This was, of course, before the days of music streaming services, but today a local collection of digital music files still has its place.
Cars, in particular, usually have a USB input and will play MP3s but few will play the WMA format which Windows Media Player used by default.
Chances are, then, that like me you have a bunch of albums in near-useless WMA. They’ll still play fine on any Windows PC or laptop, but to play on anything else, you’ll want a more compatible format.
Technically MP3 is dead, but compatible players will still be around in many years, so it still makes sense to convert your WMAs to MP3. Here’s how.
Rip again from the original CD
Windows Media Player, which is still present in Windows 10, has no capabilities for converting audio files.
What you can do, if you still have your CDs, is to re-rip them but this time in MP3 format.
To do this, fire up Windows Media Player, insert an audio CD and look for the Rip settings option which will appear in the menu.
Click it, then click on Format which will expand the menu. Now choose MP3.
In the Audio Quality menu (the option below Format) choose 320kbps (Best Quality).
Now you can rip all the tracks and they’ll be saved in your Music folder in MP3 format.
Convert WMA to MP3
With free software
Maybe you ditched your CD collection to save space, so ripping isn’t an option.
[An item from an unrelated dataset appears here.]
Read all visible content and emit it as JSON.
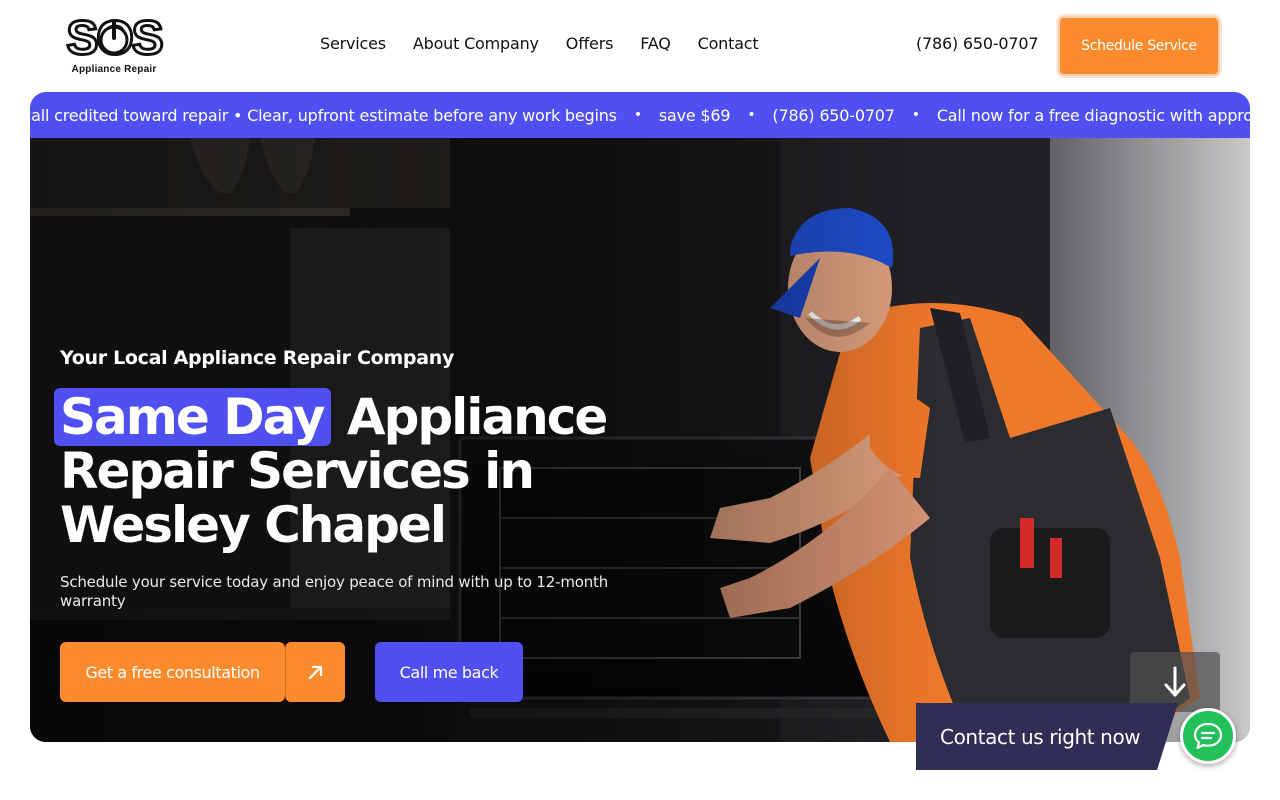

No problem. Just download a free audio converter such as the one from Freemake.
Be careful during the installation and choose the Custom option, then untick the web browser which is installed if you go for the automatic install.
When Freemake is launched, click the + Audio button at the top, then navigate to the folder where your WMA album is stored. Select all the tracks and click Open.
Although you can select only one album at a time, you can queue up many albums before doing the actual conversion.
Once your queue is ready, click the ‘To MP3’ icon at the bottom. Here you can select the quality to use from the drop-down menu (we recommend 320kb/s) and also where the files will be saved.
Click on the Convert button and the process will start. When it’s finished, you’ll have MP3 versions of those WMA files.
Bear in mind that some WMA files might be protected with DRM (digital rights management). You might find that some apps can’t convert these.
Use an online service
There are loads of online services for converting files, so if you’d prefer not to install any software and you don’t have thousands of files to convert, you can upload WMA files and download MP3 versions.
Some place limits on the number of files you can convert, but since there are so many services, you can use several to get around this problem – or pay for the unlimited service.